1. INTRODUCTION 5

at x0(ξ) determined by a specially defined phase function. (Then

e−2gk (ξ)

is the

product of the eigenvalues λj with |λj| 1 of the linear Poincar´ e map related to

the periodic billiard trajectory corresponding to ξ.)

Considering the case when the Ki’s are balls of radius and centres Pi, Ikawa

introduced a submatrix B of A so that B(i, j) = 1 iff |PiPj| = max and B(i, j) = 0

otherwise, and showed that ζ(s) = Z(s − c( )) for some constant c( ) ∈ C, where

Z(s) = exp

⎛

⎝

∞

m=1

1

m

σA m(ξ)=ξ

e−s

ˆ

f m(ξ)+ˆm(ξ)+∆m ω (ξ) ln

⎞

⎠

,

ˆ(ξ) ω is an appropriately defined function (depending on K), ∆(ξ) = 0 if B(ξ0, ξ1) =

1 and ∆(ξ) 0 otherwise. He then proved that there exist s0 ∈ R and δ 0 such

that if is suﬃciently small, then Z(s) is meromorphic in Dδ = {s ∈ C : |s−s0| δ}

with a pole s in Dδ such that s → s0 as → 0. This implies that for such , ζ(s)

has a meromorphic continuation in a disk Dδ + c( ) close to the line of absolute

convergence with a pole in the same disk, so the MLPC holds for K.

To study Z(s), Ikawa compared it with a zeta function of the form

(1.8) Z0(s) = exp

⎛

⎝

∞

m=1

1

m

σm(ξ)=ξ

A

e−sfm(ξ)+ωm(ξ)⎠

⎞

for some (much simpler) functions f and ω determined by the points Pi. His study

of phase functions and propagation of convex fronts in ΩK under the action of the
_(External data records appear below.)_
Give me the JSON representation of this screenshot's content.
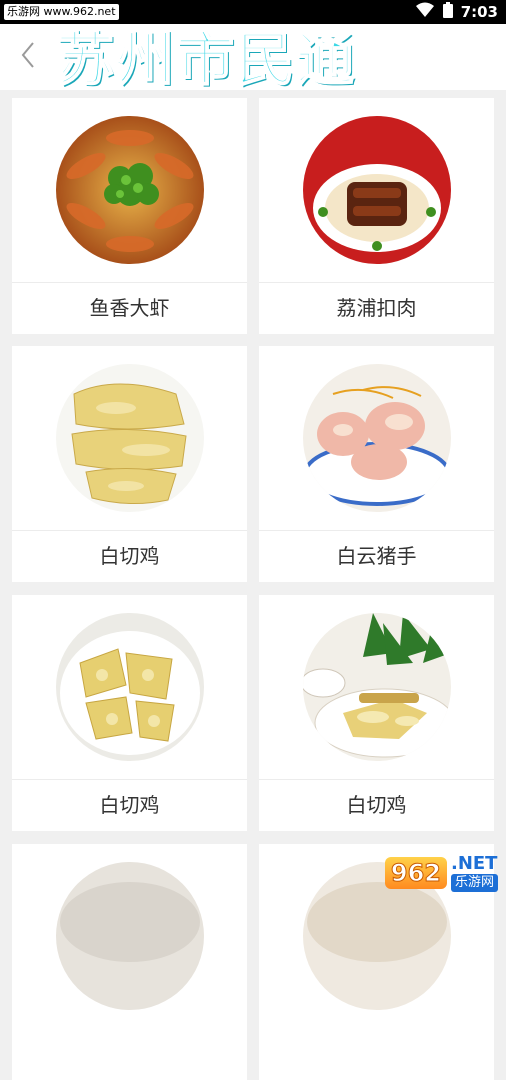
{
  "status_bar": {
    "source_text": "乐游网 www.962.net",
    "time": "7:03"
  },
  "header": {
    "title": "苏州市民通"
  },
  "dishes": [
    {
      "name": "鱼香大虾"
    },
    {
      "name": "荔浦扣肉"
    },
    {
      "name": "白切鸡"
    },
    {
      "name": "白云猪手"
    },
    {
      "name": "白切鸡"
    },
    {
      "name": "白切鸡"
    },
    {
      "name": ""
    },
    {
      "name": ""
    }
  ],
  "watermark": {
    "number": "962",
    "net": ".NET",
    "site": "乐游网"
  },
  "colors": {
    "title": "#3dd8e6",
    "background": "#f0f0f0",
    "card": "#ffffff"
  }
}
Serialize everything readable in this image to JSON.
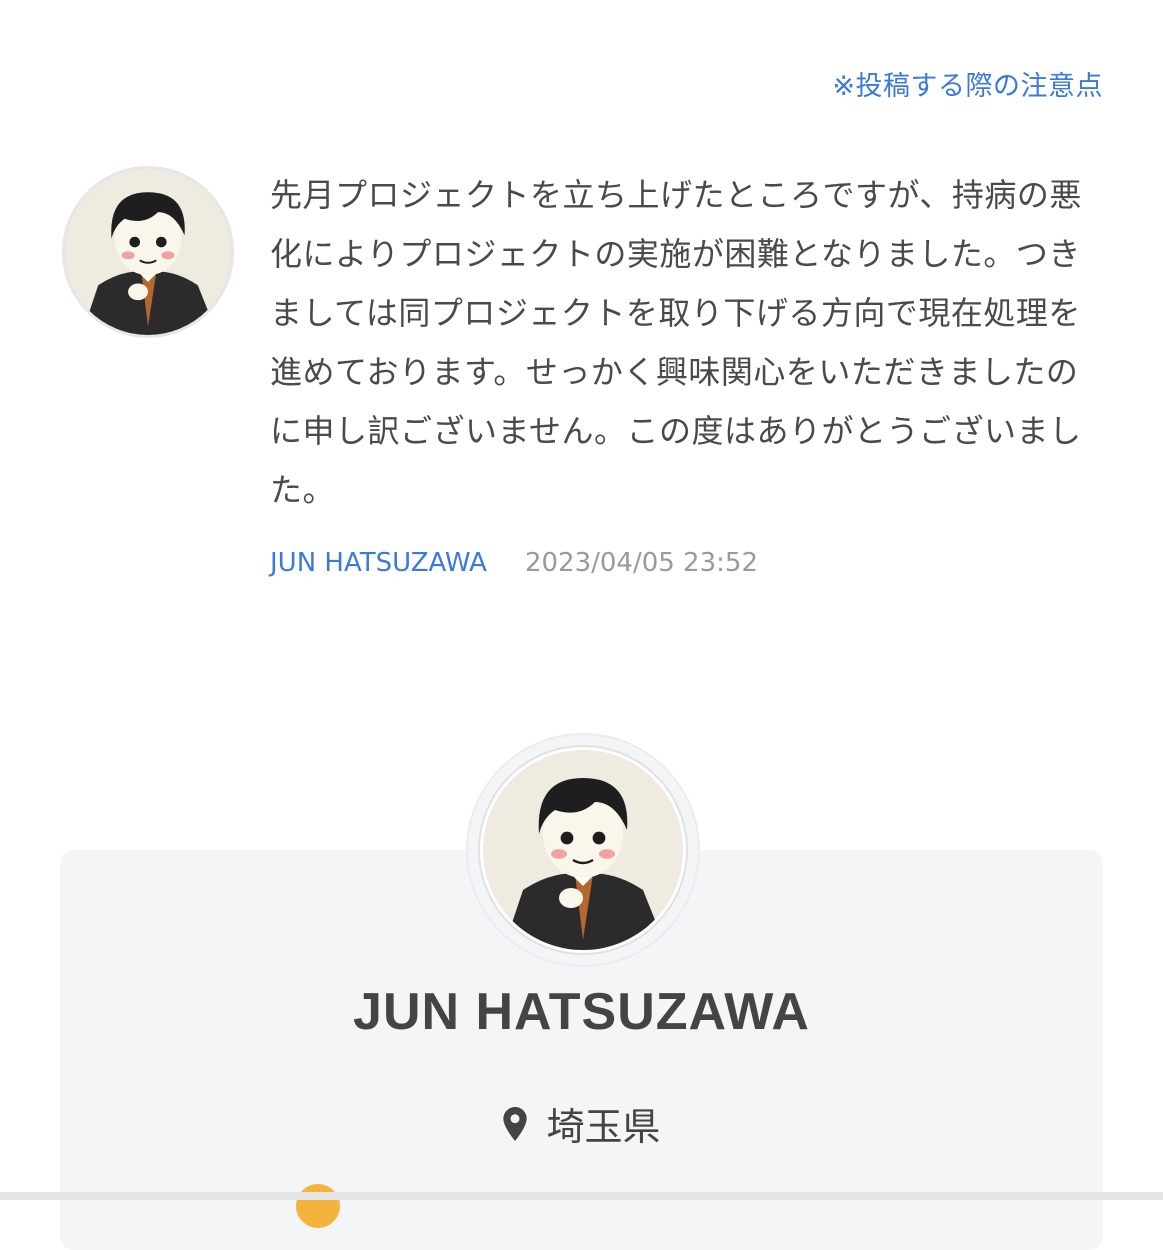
{
  "header": {
    "notice_link": "※投稿する際の注意点"
  },
  "comment": {
    "text": "先月プロジェクトを立ち上げたところですが、持病の悪化によりプロジェクトの実施が困難となりました。つきましては同プロジェクトを取り下げる方向で現在処理を進めております。せっかく興味関心をいただきましたのに申し訳ございません。この度はありがとうございました。",
    "author": "JUN HATSUZAWA",
    "timestamp": "2023/04/05 23:52",
    "avatar_icon": "user-avatar-illustration"
  },
  "profile": {
    "name": "JUN HATSUZAWA",
    "location": "埼玉県",
    "location_icon": "map-pin-icon",
    "avatar_icon": "user-avatar-illustration"
  },
  "colors": {
    "link": "#3b7ad9",
    "card_bg": "#f4f5f7",
    "text": "#4a4a4a",
    "muted": "#9a9a9a",
    "accent": "#f3b33c"
  }
}
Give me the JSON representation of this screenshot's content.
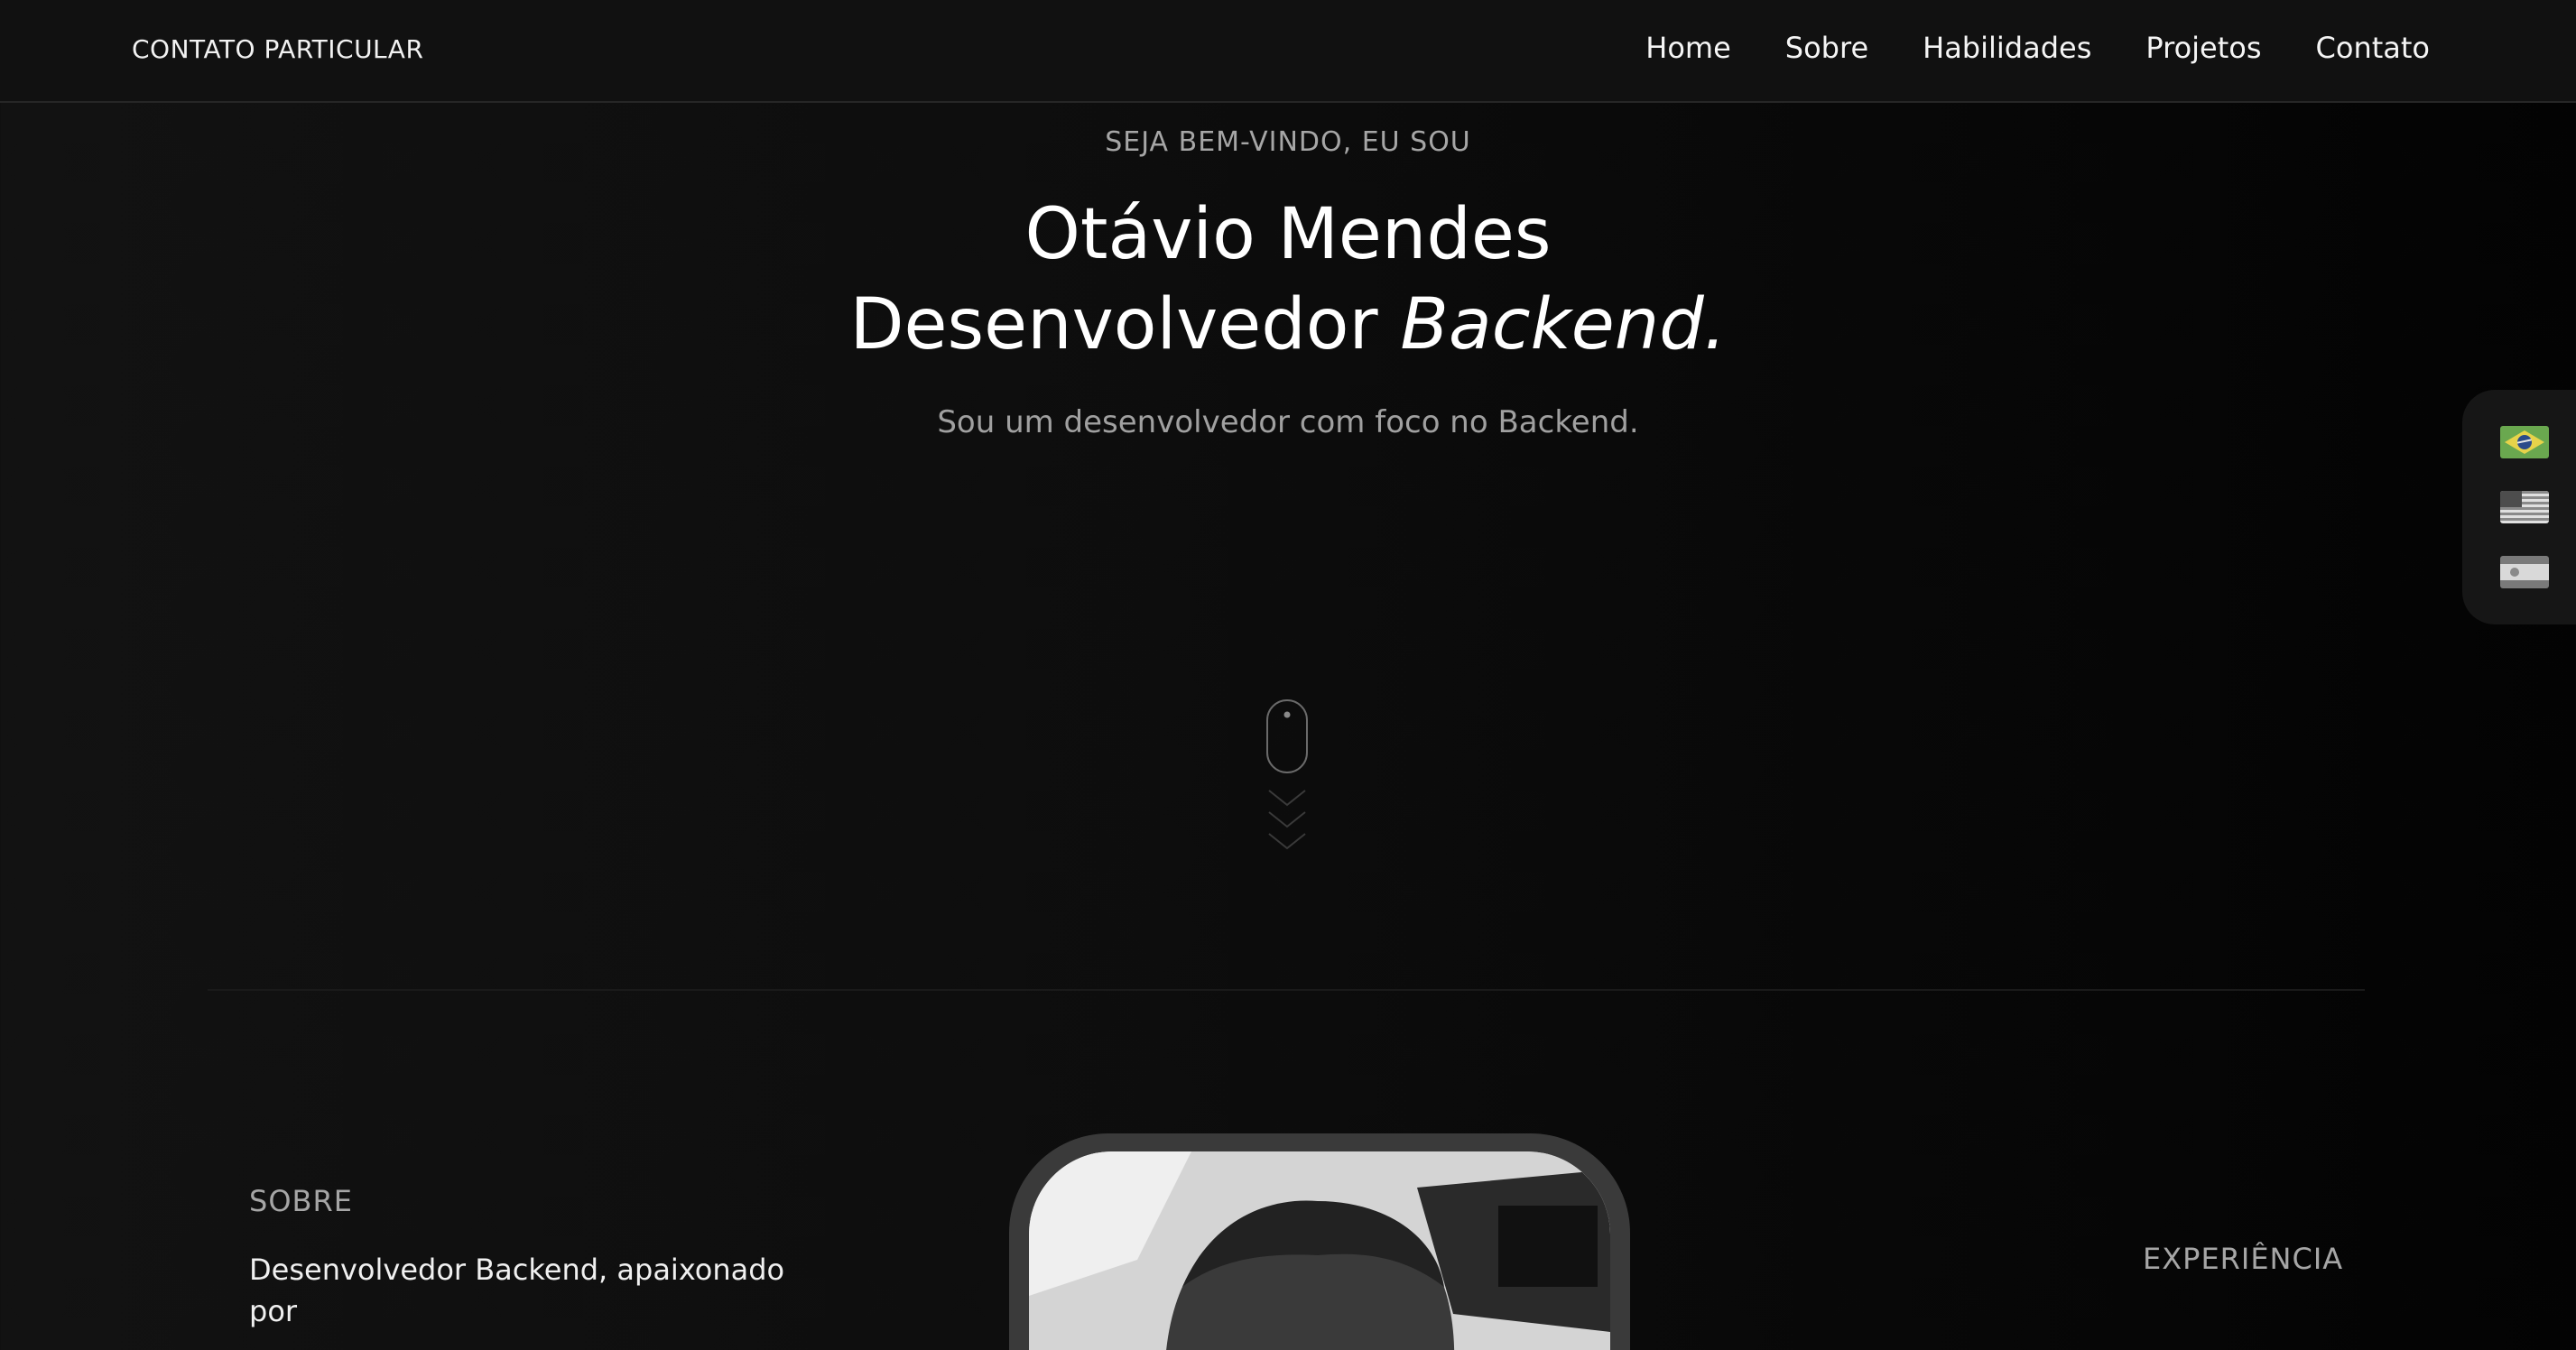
{
  "header": {
    "brand": "CONTATO PARTICULAR",
    "nav": [
      "Home",
      "Sobre",
      "Habilidades",
      "Projetos",
      "Contato"
    ]
  },
  "hero": {
    "greeting": "SEJA BEM-VINDO, EU SOU",
    "name": "Otávio Mendes",
    "role_prefix": "Desenvolvedor",
    "role_emphasis": "Backend.",
    "tagline": "Sou um desenvolvedor com foco no Backend."
  },
  "languages": {
    "icons": [
      "brazil-flag-icon",
      "usa-flag-icon",
      "spain-flag-icon"
    ]
  },
  "about": {
    "label": "SOBRE",
    "text": "Desenvolvedor Backend, apaixonado por"
  },
  "experience": {
    "label": "EXPERIÊNCIA"
  },
  "colors": {
    "background": "#0d0d0d",
    "header": "#111111",
    "muted_text": "#a6a6a6",
    "text": "#ffffff"
  }
}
billiard flow ([I1], [I2]) was then employed to show that

ˆ

f → f and ˆ ω → ω as → 0

with respect to an appropriate norm.

Using a well-known lemma of Sinai [Si1], one can consider the functions f, ω,

ˆ,

f ˆ, ω etc. as functions on ΣA.

+

One can then use transfer (Ruelle) operators to

study the zeta functions Z(s) and Z0(s). Using this kind of tools, Ikawa proved

an ‘abstract’ meromorphicity theorem (cf. e.g. Theorem 1 in [I5]) which claims

that for certain pairs (f, ω) of functions on ΣA

+

there exist s0 ∈ R and δ 0 having

the properties described above for any

ˆ,

f ˆ ω and ∆ satisfying certain assumptions

so that

ˆ

f and ˆ ω are suﬃciently close to f and ω, respectively. This is the core of

Ikawa’s method.

To prove his abstract meromorphicity theorem, Ikawa needed to consider a

modified transfer operator

˜

L

−sf+ω

acting as 0 on a significant part of ΣA.

+

The

‘essential part’ of

˜

L

−sf+ω

decomposes into a direct sum of standard transfer opera-

tors acting on symbolic spaces ΣCj

+

with irreducible (but in general not apperiodic)

matrices Cj , and the classical Ruelle-Perron-Frobenius theorem can be applied to

the restriction of

˜

L

−sf+ω

to each ΣCj

+

. It turns out that

˜

L

−sf+ω

is quasi-compact

(its point spectrum is the union of the point spectra of its restrictions to the sub-

spaces ΣCj

+

). Choosing s0 ∈ R appropriately, 1 is an isolated (possibly multiple)

eigenvalue of

˜

L

−sf+ω

and the rest of the spectrum lies in {z ∈ C : |z|≤ 1}. It has

been known since results of Ruelle (1976) and Parry (1984) (cf. e.g. Ch. 5 in [PP])

that in this situation the weighted dynamical zeta function (defined in a similar

way to Z0(s)) is meromorphic in a neighbourhood Dδ of s0 with a single pole at

s0. Using a similar more general result of Pollicott [Po2] (see also Haydn [H]) and

basic facts from perturbation theory of linear operators, Ikawa succeeded to derive